7 Steps to Squeeze Killer Content Ideas from Industry Conferences

Hello from Content Marketing World in Cleveland, Ohio! Fun Fact: We launched DivvyHQ at the first ever Content Marketing World (CMW) in September of 2011.

This is our 6th CMW and each year this conference is packed with amazing presentations by the industry’s smartest and most creative content marketing practitioners in the world. There’s no shortage of ideas and inspiration that flows from this show and we leverage these ideas in many ways throughout the year.

Note that I didn’t say, “We do a conference recap blog post.” There is certainly value in publishing a thoughtful recap immediately after the show is over (social shares, backlinks, etc.), but that juice won’t have a long shelf life. Think about it this way… How often do you have the opportunity to have this many industry innovators and thought leaders in the same building at the same time?
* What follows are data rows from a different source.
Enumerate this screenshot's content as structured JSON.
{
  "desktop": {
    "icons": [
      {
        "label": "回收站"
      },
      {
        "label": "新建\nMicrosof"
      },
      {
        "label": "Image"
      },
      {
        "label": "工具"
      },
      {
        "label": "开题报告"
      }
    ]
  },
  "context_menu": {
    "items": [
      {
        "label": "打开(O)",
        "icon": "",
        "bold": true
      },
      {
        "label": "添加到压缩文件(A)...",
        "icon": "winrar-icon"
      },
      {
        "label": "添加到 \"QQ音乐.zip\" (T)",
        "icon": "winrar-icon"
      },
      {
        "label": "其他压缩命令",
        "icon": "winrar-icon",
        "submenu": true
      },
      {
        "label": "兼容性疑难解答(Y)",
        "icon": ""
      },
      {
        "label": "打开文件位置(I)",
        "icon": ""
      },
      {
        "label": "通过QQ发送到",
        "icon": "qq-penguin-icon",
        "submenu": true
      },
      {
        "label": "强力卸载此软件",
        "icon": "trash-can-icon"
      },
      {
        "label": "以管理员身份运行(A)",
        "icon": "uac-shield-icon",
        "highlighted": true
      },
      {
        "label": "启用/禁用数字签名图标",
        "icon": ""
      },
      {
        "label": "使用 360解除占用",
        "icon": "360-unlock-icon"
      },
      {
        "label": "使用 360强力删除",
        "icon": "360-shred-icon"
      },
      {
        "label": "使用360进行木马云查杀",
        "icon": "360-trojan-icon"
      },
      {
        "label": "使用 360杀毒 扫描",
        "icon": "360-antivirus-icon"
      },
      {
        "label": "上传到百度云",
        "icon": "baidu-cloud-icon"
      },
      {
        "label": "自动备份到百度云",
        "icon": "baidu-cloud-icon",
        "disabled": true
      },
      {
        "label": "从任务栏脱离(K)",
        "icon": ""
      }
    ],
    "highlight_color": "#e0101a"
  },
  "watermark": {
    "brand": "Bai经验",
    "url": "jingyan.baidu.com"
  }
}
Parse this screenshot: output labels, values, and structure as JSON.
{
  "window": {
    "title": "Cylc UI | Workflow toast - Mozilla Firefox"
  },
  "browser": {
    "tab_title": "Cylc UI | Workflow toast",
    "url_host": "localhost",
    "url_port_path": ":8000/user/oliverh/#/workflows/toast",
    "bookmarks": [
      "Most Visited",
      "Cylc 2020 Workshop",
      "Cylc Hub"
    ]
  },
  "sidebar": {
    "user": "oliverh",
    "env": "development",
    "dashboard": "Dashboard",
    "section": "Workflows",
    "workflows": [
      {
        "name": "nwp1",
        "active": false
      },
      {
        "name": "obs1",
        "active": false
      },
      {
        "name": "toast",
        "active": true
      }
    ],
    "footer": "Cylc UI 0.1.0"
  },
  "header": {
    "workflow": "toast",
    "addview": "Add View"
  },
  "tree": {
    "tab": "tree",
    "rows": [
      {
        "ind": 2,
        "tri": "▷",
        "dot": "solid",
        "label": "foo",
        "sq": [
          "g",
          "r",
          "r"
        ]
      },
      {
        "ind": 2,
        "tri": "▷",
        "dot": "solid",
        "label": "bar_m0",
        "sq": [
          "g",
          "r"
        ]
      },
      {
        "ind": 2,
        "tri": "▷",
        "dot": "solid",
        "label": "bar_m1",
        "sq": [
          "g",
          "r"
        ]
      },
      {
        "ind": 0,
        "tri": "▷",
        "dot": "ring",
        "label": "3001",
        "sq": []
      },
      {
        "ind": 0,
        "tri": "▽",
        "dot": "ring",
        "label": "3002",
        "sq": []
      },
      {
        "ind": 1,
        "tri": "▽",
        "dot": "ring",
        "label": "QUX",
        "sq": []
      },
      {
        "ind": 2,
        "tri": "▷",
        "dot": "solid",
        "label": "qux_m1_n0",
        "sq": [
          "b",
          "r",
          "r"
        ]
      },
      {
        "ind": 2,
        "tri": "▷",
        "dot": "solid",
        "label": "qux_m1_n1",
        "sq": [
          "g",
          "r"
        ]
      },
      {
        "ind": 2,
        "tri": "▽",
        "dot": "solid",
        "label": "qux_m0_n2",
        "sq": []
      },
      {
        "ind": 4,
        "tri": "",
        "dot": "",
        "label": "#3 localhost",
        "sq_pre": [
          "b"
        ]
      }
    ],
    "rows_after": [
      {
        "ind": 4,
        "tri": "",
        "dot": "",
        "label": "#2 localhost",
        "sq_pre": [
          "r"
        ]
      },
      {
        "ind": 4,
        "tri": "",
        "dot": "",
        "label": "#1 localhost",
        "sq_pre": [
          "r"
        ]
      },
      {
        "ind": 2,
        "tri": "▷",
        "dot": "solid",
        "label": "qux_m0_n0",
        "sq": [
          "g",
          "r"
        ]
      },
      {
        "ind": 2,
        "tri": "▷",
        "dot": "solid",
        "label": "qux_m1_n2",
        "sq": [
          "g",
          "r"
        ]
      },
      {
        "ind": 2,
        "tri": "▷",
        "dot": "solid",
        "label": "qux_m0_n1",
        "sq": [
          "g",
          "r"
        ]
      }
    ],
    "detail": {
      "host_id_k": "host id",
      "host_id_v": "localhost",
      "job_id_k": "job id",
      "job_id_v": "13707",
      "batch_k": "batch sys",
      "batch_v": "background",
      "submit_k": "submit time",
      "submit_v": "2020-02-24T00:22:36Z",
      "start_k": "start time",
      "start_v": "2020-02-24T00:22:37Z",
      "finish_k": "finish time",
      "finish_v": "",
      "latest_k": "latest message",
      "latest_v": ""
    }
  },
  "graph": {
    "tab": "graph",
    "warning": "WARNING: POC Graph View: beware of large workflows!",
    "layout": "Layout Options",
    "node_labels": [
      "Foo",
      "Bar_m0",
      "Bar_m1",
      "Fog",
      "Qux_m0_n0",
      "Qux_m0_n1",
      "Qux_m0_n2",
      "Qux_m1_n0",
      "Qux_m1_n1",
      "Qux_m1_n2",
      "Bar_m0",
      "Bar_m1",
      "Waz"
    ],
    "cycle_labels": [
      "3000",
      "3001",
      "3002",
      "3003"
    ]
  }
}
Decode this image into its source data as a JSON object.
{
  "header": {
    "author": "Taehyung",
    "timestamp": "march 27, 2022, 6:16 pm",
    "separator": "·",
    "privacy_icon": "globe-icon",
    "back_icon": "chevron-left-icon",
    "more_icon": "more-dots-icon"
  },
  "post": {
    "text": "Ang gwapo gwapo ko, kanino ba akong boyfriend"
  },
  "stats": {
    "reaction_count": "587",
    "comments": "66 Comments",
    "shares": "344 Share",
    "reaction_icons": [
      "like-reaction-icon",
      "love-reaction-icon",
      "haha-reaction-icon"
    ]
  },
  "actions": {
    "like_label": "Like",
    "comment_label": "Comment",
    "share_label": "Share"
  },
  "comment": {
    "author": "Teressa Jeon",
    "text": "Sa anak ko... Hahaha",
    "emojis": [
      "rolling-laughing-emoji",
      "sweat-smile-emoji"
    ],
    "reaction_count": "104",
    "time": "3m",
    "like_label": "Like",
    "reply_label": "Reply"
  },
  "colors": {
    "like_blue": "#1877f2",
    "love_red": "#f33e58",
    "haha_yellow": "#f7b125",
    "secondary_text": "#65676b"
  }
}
These are golden opportunities to not only learn, but be the reporter that delivers new ideas to your own audience.

So I ask you… Do you have similar conferences in your industry? Are you just there to support sales (get new leads) or do you attend the educational sessions? If you aren’t inspired by the conferences you attend for your industry, perhaps you’re going to the wrong conferences. Or, you’re not doing it right.

Squeezing Content Marketing Value from Tradeshows/Conferences

Here’s a simple way to use industry conferences to fill up your bank of content ideas. For DivvyHQ users, this is why we created the Parking Lot. You can do most of the steps outlined below directly in Divvy.

1. Put Yourself in Your Target Audience’s Shoes & Review the Conference Agenda

Which sessions would your buyers most likely want to attend/learn from? The reason this is important – If you’re just thinking about which sessions sound interesting to you, then this entire exercise might miss the mark.

2. Pick the Best Sessions & Assign a Reporter

Of course this assumes that you’re not attending this conference by yourself. If you are rolling solo, that’s fine! Just attend as many sessions as you can. With a team, make sure each staff member has their agenda nailed down.

3. Prepare for each session

These days, most conferences have a conference website and each educational session has a synopsis of some sort. Review each of your sessions’ descriptions and devise 1-3 questions that you feel should be answered during the presentation. If your questions don’t get answered, ask them in the Q&A at the end.

4. During the Session: Put Your Reporter Hat On

The best reporters are those who can craft a compelling story from just about any type of event, even the most mundane. Throughout the presentation, don’t just take notes that mirror the presentation slides. Listen for interesting nuggets, stats or stories that provide compelling answers to the questions you jotted down before the session. Type fast.

5. Put Your Photographer Hat On

Depending on the layout of the room, and perhaps where you sit, try to snap a few photos with your phone to capture the speaker and the environment. Snap a photo of compelling presentation visuals/slides.

6. Get a selfie with the presenter!

This one is optional, but fun. If time and/or the speaker permits, be quick and try to catch the speaker before they leave. Thank them for the great presentation, tell them that you’re writing an article on this topic and ask if they would mind taking a quick picture with you. Most speakers will be flattered and happy to oblige.

7. The Next 48 Hours

It’s unfortunate, but the inspiration and excitement that you feel from a new content idea can wane after a few days. As soon as you can, after each conference session you attend, find a quiet place and review your notes. Complete important thoughts and sentences, fill in holes and try to create a solid outline for your content piece. How should this story be packaged? Blog post? Social post? Email? Something bigger? The more thought you put into it now, the better the chance this idea actually gets published. Wait too long, and you’ll forget the juicy details that gave the idea nice flavor in the moment.

One Last Idea

For a big, inspiring conference like Content Marketing World, one person could probably create 10-20 new pieces of content. Maybe you could create a new KPI for each conference: X quality ideas added to the parking lot.

Cheers to a full Parking Lot of content goodness!